Washington, D.C. -- The American Institute of Architects’ (AIA) board of directors recently approved several changes to the AIA Code of Ethics and Professional Conduct to explicitly address sexual harassment, equity in the profession, and sustainability.

The Code of Ethics and Professional Conduct applies to all AIA members. The code’s ethical standards are aspirational and define the tenets of ethical behavior for AIA members. The code also includes disciplinary rules, which are mandatory and enforceable. Violations of the rules may result in sanctions, including termination of membership.

“The architecture profession is at a threshold moment,” said Carl Elefante, AIA 2018 president. “The Board’s adoption of these changes provides us with another step toward ending sexual harassment in the workplace, advancing equity in our profession, and promulgating sustainable practices. I applaud the members who raised their voices to offer these improvements to the code, and the AIA delegates, board of directors, and National Ethics Council who acted on their concerns.”

The new rules and ethical standards resulted in part from resolutions presented and adopted by delegates at the annual meeting of the Institute in connection with the 2018 AIA Conference on Architecture.
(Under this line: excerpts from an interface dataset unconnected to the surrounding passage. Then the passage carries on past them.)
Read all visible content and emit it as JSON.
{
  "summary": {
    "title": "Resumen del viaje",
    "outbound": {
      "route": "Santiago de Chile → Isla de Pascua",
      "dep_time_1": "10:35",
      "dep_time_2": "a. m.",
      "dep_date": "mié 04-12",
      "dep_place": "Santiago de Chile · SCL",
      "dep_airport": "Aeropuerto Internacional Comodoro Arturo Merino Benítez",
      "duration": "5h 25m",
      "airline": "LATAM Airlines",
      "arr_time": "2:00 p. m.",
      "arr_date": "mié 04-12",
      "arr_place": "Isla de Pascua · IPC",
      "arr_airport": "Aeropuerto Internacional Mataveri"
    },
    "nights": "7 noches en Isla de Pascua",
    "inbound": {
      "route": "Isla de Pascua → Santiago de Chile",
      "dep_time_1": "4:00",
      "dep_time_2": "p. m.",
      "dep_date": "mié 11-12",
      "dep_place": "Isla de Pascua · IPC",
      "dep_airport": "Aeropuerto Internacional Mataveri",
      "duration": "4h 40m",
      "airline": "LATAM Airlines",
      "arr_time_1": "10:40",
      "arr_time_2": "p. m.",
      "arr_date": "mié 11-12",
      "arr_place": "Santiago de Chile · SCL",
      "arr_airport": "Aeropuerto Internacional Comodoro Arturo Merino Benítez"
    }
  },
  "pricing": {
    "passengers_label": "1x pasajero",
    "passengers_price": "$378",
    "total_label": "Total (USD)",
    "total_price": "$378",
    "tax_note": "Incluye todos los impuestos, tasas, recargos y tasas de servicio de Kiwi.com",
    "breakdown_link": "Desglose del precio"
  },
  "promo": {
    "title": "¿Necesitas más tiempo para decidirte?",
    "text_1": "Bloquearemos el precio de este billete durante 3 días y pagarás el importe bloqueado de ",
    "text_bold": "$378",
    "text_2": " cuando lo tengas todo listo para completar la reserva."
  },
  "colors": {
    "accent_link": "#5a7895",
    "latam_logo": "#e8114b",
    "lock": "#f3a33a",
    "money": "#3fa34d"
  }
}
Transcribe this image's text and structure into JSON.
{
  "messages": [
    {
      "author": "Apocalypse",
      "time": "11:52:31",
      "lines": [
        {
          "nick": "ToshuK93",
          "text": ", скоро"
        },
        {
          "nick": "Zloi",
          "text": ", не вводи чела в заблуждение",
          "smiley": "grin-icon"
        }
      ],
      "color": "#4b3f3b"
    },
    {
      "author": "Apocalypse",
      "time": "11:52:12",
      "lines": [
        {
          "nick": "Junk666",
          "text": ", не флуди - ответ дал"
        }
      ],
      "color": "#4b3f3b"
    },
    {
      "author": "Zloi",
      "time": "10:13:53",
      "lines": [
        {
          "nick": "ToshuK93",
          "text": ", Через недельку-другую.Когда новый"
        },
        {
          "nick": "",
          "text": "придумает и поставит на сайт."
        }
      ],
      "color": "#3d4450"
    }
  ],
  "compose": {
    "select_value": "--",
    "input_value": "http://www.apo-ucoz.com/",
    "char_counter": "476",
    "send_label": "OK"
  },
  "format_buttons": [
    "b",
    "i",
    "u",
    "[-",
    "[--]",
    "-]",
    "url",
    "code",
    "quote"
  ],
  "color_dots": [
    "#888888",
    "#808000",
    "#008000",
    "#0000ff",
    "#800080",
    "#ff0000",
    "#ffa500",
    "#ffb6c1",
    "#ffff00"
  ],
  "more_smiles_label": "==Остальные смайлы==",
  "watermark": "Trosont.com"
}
The AIA National Ethics Council, in consultation with the board committee on equity and the future of architecture, made recommendations to the AIA board of directors, which it adopted.

Several existing rules were updated in the Code of Ethics to include language explicitly addressing harassment and equity in the profession. And at the recommendation of the national ethics council and the new england committee on the environment, new rules and ethical standards were also added to the Code of Ethics to address sustainability. An updated copy of the Code of Ethics and more information on the national ethics council can be reviewed on AIA’s website.
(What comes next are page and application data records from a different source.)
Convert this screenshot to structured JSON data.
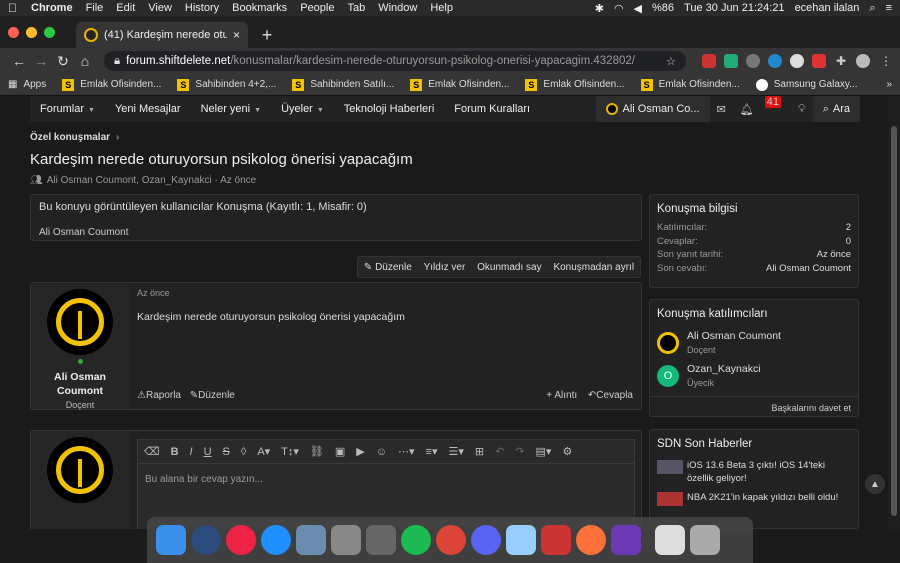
{
  "menubar": {
    "app": "Chrome",
    "items": [
      "File",
      "Edit",
      "View",
      "History",
      "Bookmarks",
      "People",
      "Tab",
      "Window",
      "Help"
    ],
    "battery": "%86",
    "clock": "Tue 30 Jun  21:24:21",
    "user": "ecehan ilalan"
  },
  "tab": {
    "title": "(41) Kardeşim nerede oturuyor",
    "close": "×",
    "new": "+"
  },
  "address": {
    "host": "forum.shiftdelete.net",
    "path": "/konusmalar/kardesim-nerede-oturuyorsun-psikolog-onerisi-yapacagim.432802/"
  },
  "bookmarks": [
    "Emlak Ofisinden...",
    "Sahibinden 4+2,...",
    "Sahibinden Satılı...",
    "Emlak Ofisinden...",
    "Emlak Ofisinden...",
    "Emlak Ofisinden..."
  ],
  "bookmarks_apps": "Apps",
  "bookmarks_last": "Samsung Galaxy...",
  "nav": {
    "items": [
      "Forumlar",
      "Yeni Mesajlar",
      "Neler yeni",
      "Üyeler",
      "Teknoloji Haberleri",
      "Forum Kuralları"
    ],
    "user": "Ali Osman Co...",
    "alerts": "41",
    "search": "Ara"
  },
  "breadcrumb": "Özel konuşmalar",
  "thread": {
    "title": "Kardeşim nerede oturuyorsun psikolog önerisi yapacağım",
    "meta": "Ali Osman Coumont, Ozan_Kaynakci · Az önce"
  },
  "viewers": {
    "head": "Bu konuyu görüntüleyen kullanıcılar Konuşma (Kayıtlı: 1, Misafir: 0)",
    "name": "Ali Osman Coumont"
  },
  "actions": [
    "Düzenle",
    "Yıldız ver",
    "Okunmadı say",
    "Konuşmadan ayrıl"
  ],
  "post": {
    "author_line1": "Ali Osman",
    "author_line2": "Coumont",
    "rank": "Doçent",
    "date": "Az önce",
    "body": "Kardeşim nerede oturuyorsun psikolog önerisi yapacağım",
    "report": "Raporla",
    "edit": "Düzenle",
    "quote": "+ Alıntı",
    "reply": "Cevapla"
  },
  "editor": {
    "placeholder": "Bu alana bir cevap yazın..."
  },
  "info": {
    "title": "Konuşma bilgisi",
    "rows": [
      {
        "k": "Katılımcılar:",
        "v": "2"
      },
      {
        "k": "Cevaplar:",
        "v": "0"
      },
      {
        "k": "Son yanıt tarihi:",
        "v": "Az önce"
      },
      {
        "k": "Son cevabı:",
        "v": "Ali Osman Coumont"
      }
    ]
  },
  "participants": {
    "title": "Konuşma katılımcıları",
    "list": [
      {
        "name": "Ali Osman Coumont",
        "rank": "Doçent"
      },
      {
        "name": "Ozan_Kaynakci",
        "rank": "Üyecik",
        "initial": "O"
      }
    ],
    "invite": "Başkalarını davet et"
  },
  "news": {
    "title": "SDN Son Haberler",
    "items": [
      "iOS 13.6 Beta 3 çıktı! iOS 14'teki özellik geliyor!",
      "NBA 2K21'in kapak yıldızı belli oldu!"
    ]
  },
  "colors": {
    "accent": "#f2c200",
    "green_avatar": "#14b87a"
  }
}
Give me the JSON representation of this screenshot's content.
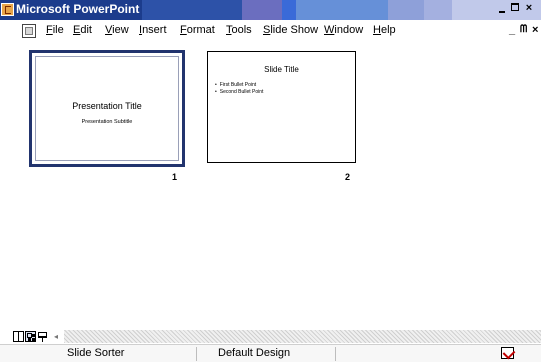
{
  "window": {
    "title": "Microsoft PowerPoint",
    "controls": {
      "minimize": "",
      "maximize": "",
      "close": "×"
    },
    "mdi_controls": {
      "minimize": "_",
      "restore": "ᗰ",
      "close": "×"
    }
  },
  "menu": {
    "items": [
      {
        "label": "File"
      },
      {
        "label": "Edit"
      },
      {
        "label": "View"
      },
      {
        "label": "Insert"
      },
      {
        "label": "Format"
      },
      {
        "label": "Tools"
      },
      {
        "label": "Slide Show"
      },
      {
        "label": "Window"
      },
      {
        "label": "Help"
      }
    ]
  },
  "slides": [
    {
      "number": "1",
      "title": "Presentation Title",
      "subtitle": "Presentation Subtitle",
      "selected": true
    },
    {
      "number": "2",
      "title": "Slide Title",
      "bullets": [
        "First Bullet Point",
        "Second Bullet Point"
      ],
      "selected": false
    }
  ],
  "viewbar": {
    "scroll_left": "◂"
  },
  "status": {
    "view": "Slide Sorter",
    "design": "Default Design"
  },
  "colors": {
    "titlebar": "#1c3c8c",
    "selection_border": "#22346e"
  }
}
AIA recently released a statement, “Where We Stand: Sexual Harassment & the Architectural Profession,” detailing the Institute’s commitments to combating harassment in the workplace and to making the profession more equitable and inclusive:

“We, the members of the American Institute of Architects (AIA), stand together to reshape our profession: to confront those who make the workplace intolerable through harassment and abuse; to give voice to those whose voices are stifled for fear of retaliation; to resolve systemic inequities in our profession that block full access by many who seek it; and to break down cultural, ethnic, racial, and gender barriers that prevent our profession from reflecting the society it serves,” said the statement. “AIA acknowledges that the architectural profession has not yet attained the workplace culture that is required. While AIA has made significant progress in recent years in addressing these issues, we must redouble our efforts.”

For more information, visit www.aia.org.